With the recent announcement of their Enterprise Pentesting Appliance (EPA), Pwnie Express has once again leveraged the power of open source and the Linux operating system to deliver a world-class security testing platform. Taking all of the software advancements developed on their “Plug” line of devices and combining it with the raw horsepower of a modern x86 computer, the EPA looks like it will make a formidable testing and research platform for serious security analysts.
The basic list of features is pretty similar to Pwnie’s previous hardware offerings:
- Enterprise-class, wall-mountable, small form-factor enclosure
- Supports Nessus server, Metasploit Pro, & Cobalt Strike
- Supports Backtrack, Qualys, Acunetix, nCircle, etc. as virtual guest machines
- Hardened per NSA, NIST, DoD, and DISA guidelines, including encrypted volumes for pentest results
- Simple web-based administration with “Pwnix UI”
- Includes all Pwn Plug release 1.1 features
- One-click Evil AP, stealth mode, passive recon, history wipe
- Fully-automatedNAC/802.1x/RADIUS bypass
- Out-of-band SSH access over 4G/GSM cell networks
- Text-to-Bash: text in bash commands via SMS
- Maintains persistent, covert, encrypted SSH accessto your target network
- Tunnels through application-aware firewalls & IPS
- Supports HTTP proxies, SSH-VPN, & OpenVPN
- Sends email/SMS alerts when SSH tunnels are activated
- Preloaded with Ubuntu Server 12.04, Metasploit, SET, w3af, Kismet, Aircrack, SSLstrip, nmap, Hydra, dsniff, Scapy, Ettercap, Bluetooth/VoIP/IPv6 tools, & many more
- Unpingable and no listening ports in stealth mode
The main difference between the existing Plugs and the EPA is the enhancements made to the core OS, which Pwnie is now calling “Pwnix”. As Pwnix develops, it will continue to set the hardware’s internal OS apart from the more or less standard installs of Debian and Ubuntu they’ve been running up until this point.
This was an area we recognized Pwnie Express needed to address in our original review of the Pwn Plug Elite, and it’s good to see they’re on the right track.
On the hardware side, the EPA boasts the following specs:
- Intel dual-core i5 @ 2.66 GHz
- 8GB DDR3 RAM
- 60GB SSD
- Onboard high-gain 802.11 a/b/g/n wireless supporting packet injection & monitor mode
- Onboard high-gain Bluetooth (up to 1000′ range) supporting packet injection & monitor mode
- Onboard 6-band (worldwide) 4G GSM cellular data
- Optional support for Zigbee/Zwave, RFID, and Software-Defined Radios (SDR)

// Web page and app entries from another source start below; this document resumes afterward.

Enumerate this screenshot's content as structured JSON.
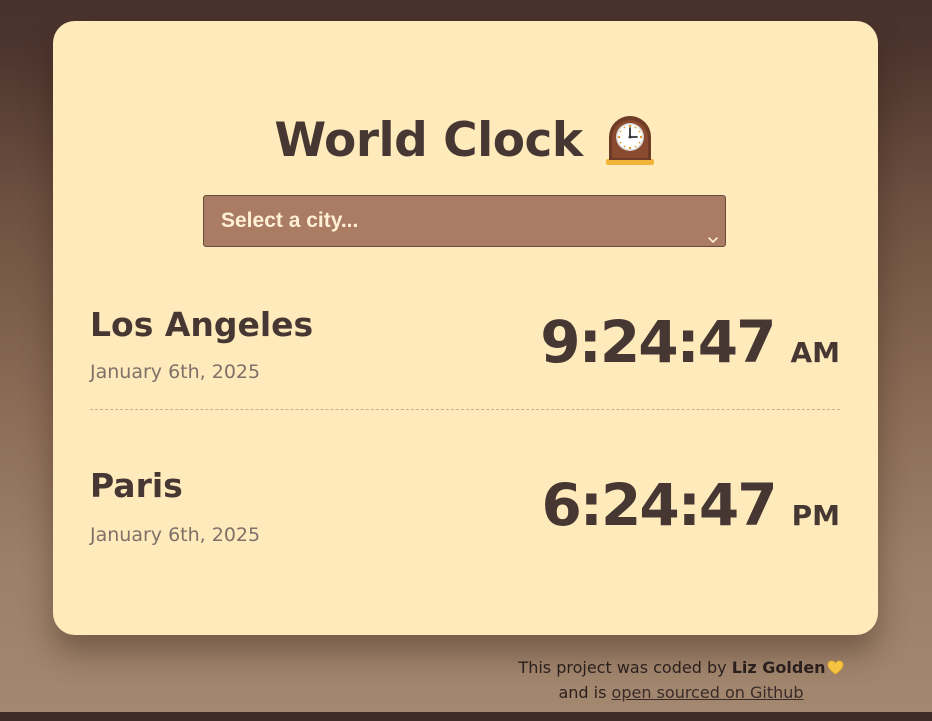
{
  "app": {
    "title": "World Clock",
    "title_icon": "mantelpiece-clock-icon"
  },
  "city_select": {
    "placeholder": "Select a city..."
  },
  "cities": [
    {
      "name": "Los Angeles",
      "date": "January 6th, 2025",
      "time": "9:24:47",
      "meridiem": "AM"
    },
    {
      "name": "Paris",
      "date": "January 6th, 2025",
      "time": "6:24:47",
      "meridiem": "PM"
    }
  ],
  "footer": {
    "text_prefix": "This project was coded by",
    "author": "Liz Golden",
    "heart_icon": "yellow-heart-icon",
    "text_middle": "and is",
    "link_text": "open sourced on Github"
  },
  "colors": {
    "card_background": "#ffeabb",
    "text_primary": "#463733",
    "select_background": "#aa7c64",
    "page_gradient_top": "#4a322c",
    "page_gradient_bottom": "#a3876f"
  }
}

- Optional physical tamper detection using an internal 6-axis accelerometer
There are some pretty nice improvements here over the rest of the Pwnie Express products. Aside from the generous CPU and RAM, the SSD is sure to boost performance when doing tasks such as capturing network traffic directly to disk. It’s also good to see high-end WiFi and Bluetooth radios onboard, in addition to the 4G cellular modem. Should also be interesting to see what kind of SDR setup Pwnie Express has in mind, perhaps GNU Radio installed out of the box?
Finally, the optional accelerometer could lead to some very interesting applications, though there is no word (yet) on how software can interact with it and what kind of built-in functions Pwnix already has in regards to tamper detection.
The EPA hardware is available now via the Pwnie Express site for the professionals-only price of $2,895. The virtual version of the EPA, distributed as a VMWare image, will be released soon at a presumably lower price than its metal and plastic counterpart.
While the price of the EPA hardware is pretty high, it’s important to realize that a lot of R&D goes into these products. Anyone can take a bunch of open source tools and slap them together on an off-the-shelf PC, but it takes a team of knowledgeable developers to wrap them all up in a coherent UI/API, which is exactly what the team at Pwnie Express is doing.